Keeping Our Priorities Straight
Unless the Lord build the house,
They labor in vain who build.
How many of us do the things we do in vain! Like the example in Jesus’ New Testament story of one who might build only part of a tower, for lack of planning (Luke 15:28), we go through our relationships at work and at home, taking on any number of responsibilities, forgetting our true purpose and winding up, at the end of the day, a little short.
Psalm 127 reminds us to reflect on the type of work we do and why. This prayer—indeed, we sing it in our liturgy—we return to constantly, praying for right reasons for our actions. That we’ve prayed it for centuries is a big clue that we need to pray it today.
A lot of understanding is wrapped up in these few words. In the Christian tradition, we have seen it expressed as the great debate on the nature of grace, the debate between faith and works. St. Paul and the Apostle James struggled with it (see Romans 1:17, Ephesians 2:4-10, Galatians 5:6 and James 2:17). Augustine struggled with it in the fourth century and it was of major contention in the 16th century, during the Reformation.

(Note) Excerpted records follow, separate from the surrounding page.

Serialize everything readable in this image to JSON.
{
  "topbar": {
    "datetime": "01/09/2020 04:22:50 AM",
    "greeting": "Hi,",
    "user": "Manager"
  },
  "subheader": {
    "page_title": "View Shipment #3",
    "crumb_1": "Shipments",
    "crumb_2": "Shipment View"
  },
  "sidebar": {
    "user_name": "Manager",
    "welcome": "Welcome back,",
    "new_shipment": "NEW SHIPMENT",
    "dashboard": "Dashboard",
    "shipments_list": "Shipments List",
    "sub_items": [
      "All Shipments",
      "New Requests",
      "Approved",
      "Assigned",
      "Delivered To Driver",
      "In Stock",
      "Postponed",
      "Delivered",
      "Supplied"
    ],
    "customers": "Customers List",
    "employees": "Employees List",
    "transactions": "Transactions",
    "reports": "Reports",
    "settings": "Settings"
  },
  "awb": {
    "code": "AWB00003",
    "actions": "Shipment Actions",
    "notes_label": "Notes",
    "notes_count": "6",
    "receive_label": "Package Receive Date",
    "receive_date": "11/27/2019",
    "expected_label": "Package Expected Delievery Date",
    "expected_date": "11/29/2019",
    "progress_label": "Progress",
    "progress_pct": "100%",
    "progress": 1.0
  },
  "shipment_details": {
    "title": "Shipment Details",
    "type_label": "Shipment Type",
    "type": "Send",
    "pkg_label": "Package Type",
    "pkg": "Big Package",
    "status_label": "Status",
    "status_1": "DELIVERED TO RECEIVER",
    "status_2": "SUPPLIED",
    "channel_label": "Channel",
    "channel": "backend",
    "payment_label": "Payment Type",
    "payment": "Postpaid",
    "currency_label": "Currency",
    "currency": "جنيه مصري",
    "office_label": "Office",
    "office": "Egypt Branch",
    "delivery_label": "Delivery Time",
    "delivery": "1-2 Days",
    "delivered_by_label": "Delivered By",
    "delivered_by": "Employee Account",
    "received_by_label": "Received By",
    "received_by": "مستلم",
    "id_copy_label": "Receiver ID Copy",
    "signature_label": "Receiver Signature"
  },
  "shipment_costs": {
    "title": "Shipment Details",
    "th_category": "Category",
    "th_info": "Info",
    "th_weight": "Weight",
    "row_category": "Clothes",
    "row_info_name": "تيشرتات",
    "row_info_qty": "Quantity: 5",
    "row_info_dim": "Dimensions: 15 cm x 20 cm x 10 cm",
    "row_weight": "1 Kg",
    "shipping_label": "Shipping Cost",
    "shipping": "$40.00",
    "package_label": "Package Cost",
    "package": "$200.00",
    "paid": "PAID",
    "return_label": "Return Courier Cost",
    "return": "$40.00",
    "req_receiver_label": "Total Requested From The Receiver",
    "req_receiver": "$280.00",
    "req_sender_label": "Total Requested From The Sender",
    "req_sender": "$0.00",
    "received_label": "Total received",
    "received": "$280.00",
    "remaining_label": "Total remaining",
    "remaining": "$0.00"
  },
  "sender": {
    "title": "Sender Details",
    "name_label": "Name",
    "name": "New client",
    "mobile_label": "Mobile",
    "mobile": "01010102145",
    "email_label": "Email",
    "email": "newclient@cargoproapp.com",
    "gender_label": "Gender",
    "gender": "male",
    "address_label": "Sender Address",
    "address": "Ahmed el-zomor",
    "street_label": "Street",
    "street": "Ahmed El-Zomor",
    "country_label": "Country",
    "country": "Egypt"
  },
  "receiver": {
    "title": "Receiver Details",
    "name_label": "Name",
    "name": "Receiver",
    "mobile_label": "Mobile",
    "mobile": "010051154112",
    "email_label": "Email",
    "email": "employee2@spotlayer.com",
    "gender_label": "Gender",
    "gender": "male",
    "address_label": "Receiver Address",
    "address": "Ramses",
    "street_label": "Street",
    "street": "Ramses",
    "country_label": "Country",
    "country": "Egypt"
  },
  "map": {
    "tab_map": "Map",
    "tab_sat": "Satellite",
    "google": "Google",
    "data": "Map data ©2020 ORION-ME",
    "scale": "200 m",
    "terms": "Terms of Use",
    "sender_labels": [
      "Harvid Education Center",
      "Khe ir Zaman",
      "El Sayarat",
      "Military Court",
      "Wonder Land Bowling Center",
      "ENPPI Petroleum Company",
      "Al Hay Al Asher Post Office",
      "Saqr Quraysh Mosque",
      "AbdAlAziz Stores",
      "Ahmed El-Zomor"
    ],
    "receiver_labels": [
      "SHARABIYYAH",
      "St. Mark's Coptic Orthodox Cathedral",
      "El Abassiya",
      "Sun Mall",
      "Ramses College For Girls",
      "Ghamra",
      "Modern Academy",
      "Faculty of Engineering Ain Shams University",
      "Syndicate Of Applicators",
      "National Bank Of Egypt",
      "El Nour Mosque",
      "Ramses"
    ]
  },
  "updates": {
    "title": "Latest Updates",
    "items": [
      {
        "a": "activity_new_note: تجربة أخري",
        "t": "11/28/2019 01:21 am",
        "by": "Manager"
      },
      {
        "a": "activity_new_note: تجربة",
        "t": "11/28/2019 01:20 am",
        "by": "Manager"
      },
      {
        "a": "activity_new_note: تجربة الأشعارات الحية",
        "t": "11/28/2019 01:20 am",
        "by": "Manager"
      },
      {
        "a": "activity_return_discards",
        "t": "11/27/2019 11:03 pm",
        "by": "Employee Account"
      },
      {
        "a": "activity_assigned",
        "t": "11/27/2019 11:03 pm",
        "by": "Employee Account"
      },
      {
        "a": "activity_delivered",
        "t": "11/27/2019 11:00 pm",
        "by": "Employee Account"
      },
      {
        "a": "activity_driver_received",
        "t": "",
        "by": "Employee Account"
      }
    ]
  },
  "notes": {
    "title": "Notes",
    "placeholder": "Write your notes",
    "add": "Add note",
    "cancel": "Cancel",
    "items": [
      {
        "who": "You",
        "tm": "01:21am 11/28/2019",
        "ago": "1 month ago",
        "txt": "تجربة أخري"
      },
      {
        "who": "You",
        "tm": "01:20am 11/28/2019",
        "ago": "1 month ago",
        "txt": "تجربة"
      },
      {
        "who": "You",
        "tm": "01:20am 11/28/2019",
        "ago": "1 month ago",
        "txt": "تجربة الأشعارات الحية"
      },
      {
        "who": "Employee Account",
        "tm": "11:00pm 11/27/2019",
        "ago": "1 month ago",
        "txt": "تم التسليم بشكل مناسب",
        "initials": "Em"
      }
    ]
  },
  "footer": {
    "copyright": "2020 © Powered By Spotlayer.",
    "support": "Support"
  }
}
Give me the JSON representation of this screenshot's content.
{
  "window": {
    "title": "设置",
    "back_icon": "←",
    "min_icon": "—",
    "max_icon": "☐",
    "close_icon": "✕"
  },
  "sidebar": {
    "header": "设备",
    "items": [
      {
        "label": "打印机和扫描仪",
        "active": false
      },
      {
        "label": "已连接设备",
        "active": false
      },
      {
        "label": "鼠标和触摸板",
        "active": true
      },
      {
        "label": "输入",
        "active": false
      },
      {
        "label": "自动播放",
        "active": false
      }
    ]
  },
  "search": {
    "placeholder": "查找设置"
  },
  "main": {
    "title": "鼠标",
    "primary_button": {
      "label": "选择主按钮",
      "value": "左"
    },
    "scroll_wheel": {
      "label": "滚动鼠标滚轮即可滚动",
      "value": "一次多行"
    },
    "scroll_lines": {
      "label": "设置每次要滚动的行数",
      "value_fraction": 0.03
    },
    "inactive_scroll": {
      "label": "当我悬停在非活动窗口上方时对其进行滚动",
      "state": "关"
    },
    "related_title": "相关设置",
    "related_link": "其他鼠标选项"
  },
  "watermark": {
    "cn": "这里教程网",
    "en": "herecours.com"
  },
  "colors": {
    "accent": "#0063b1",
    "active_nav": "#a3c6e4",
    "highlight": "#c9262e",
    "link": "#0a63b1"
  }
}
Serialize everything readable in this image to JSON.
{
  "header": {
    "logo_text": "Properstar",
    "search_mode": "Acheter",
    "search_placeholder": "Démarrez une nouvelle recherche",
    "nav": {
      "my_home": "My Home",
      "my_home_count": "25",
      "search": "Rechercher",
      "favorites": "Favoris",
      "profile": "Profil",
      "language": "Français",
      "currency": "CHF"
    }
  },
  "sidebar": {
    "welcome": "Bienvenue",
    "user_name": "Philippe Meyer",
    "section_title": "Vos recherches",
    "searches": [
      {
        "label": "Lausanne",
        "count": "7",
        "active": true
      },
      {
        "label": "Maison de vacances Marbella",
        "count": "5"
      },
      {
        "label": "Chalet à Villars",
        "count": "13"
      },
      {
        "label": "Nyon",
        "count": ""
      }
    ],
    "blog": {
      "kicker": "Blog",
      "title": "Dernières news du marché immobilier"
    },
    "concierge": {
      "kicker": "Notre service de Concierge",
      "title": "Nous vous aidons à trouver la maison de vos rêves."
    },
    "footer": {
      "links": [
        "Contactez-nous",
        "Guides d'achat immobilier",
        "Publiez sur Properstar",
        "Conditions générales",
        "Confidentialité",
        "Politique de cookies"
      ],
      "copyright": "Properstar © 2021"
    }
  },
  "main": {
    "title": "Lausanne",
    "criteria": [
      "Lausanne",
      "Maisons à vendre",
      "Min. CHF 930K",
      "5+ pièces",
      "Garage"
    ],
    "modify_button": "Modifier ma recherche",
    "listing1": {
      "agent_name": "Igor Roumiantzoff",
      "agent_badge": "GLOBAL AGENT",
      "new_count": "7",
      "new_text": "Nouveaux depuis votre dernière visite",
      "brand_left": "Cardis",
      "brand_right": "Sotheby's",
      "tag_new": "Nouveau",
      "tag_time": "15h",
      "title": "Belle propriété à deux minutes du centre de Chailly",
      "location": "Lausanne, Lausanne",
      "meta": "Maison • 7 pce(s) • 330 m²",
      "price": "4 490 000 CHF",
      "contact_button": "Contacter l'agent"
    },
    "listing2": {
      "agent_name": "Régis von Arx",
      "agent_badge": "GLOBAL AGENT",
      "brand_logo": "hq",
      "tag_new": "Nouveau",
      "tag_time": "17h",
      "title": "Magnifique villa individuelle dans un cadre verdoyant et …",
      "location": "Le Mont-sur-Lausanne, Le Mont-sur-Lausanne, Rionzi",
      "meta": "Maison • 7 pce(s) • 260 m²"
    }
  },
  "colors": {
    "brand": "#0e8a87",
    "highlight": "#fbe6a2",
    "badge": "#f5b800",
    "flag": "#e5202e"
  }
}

Catholics, Lutherans and others now say together that God’s grace is the beginning of everything, but that we people are called to respond to God’s invitation by doing the works of God.
So yes, the Lord builds the house but, as the psalmist recognizes, there is a human laborer involved, as well. That would be you or me.
So what is our labor? What house are we building? The most important work for any of us would be developing the relationships in which we grow through the years.
In our families, in our relationships with friends and neighbors, here we see the work fields of the Lord. Here we are called, simply yet profoundly, to love one another.
If any of us is more concerned about what we can gain from—rather than what we can give to—another, we are building in vain. We are called to keep our priorities set on love.
Those of us who are married and raising children are called to put the well-being of our spouse and children in front of other needs and wants. It is the Lord who will build the house that lasts. If we want our families to be healthy, if we want to keep a family together when so many forces want to pull us apart, we must find ways to be sure we include the Lord in our family: Pray together, at home and at church. Break bread together. Spend time together.
Building Our Houses
Then there are the other houses we build. In my house we’re renovating our bathrooms now—I think the Lord would approve, all things considered. But if I set out to build a mansion, to accumulate wealth for the sake of consumption, if I fill my environment with all clutter, all the time, how can the Lord speak to me?
Much of our building happens outside the home, of course. We Americans are industrious people! The house the psalmist refers to could be any number of projects. The psalmist challenges us, though, to keep the Lord in mind as we go to work each day.
Psalm 127 is a necessary reminder. Are we doing a work that we could own before the Lord? Are we checking our consumption against deeper values? Are we putting others before ourselves in our family relationships? Those are the signs that the Lord is building our house, and that our labor is not in vain.
Understanding Psalm 127
Psalm 127 sounds very much like proverbial wisdom reflections on everyday life. Ordinary things—house, city/community, work and family—involve our efforts but all are ultimately gifts of God. Trust in the providence of God is decisive. The Lord’s presence and care are with us in the everyday.
The psalm plays with the double meaning of the Hebrew word “house,” i.e., a building and/or a family. Because it is a “song of ascents” (for the pilgrimage to Jerusalem), and is the only psalm connected with Solomon, the pilgrim might also meditate on the Temple (house), Jerusalem (city) and Davidic dynasty (family).
For my overview of the entire Book of Psalms, read The Book of Psalms: Prayers for Everyday Living. —Michael Guinan, O.F.M.
John Feister is the editor of St. Anthony Messenger magazine. This article first appeared in the July 2005 issue.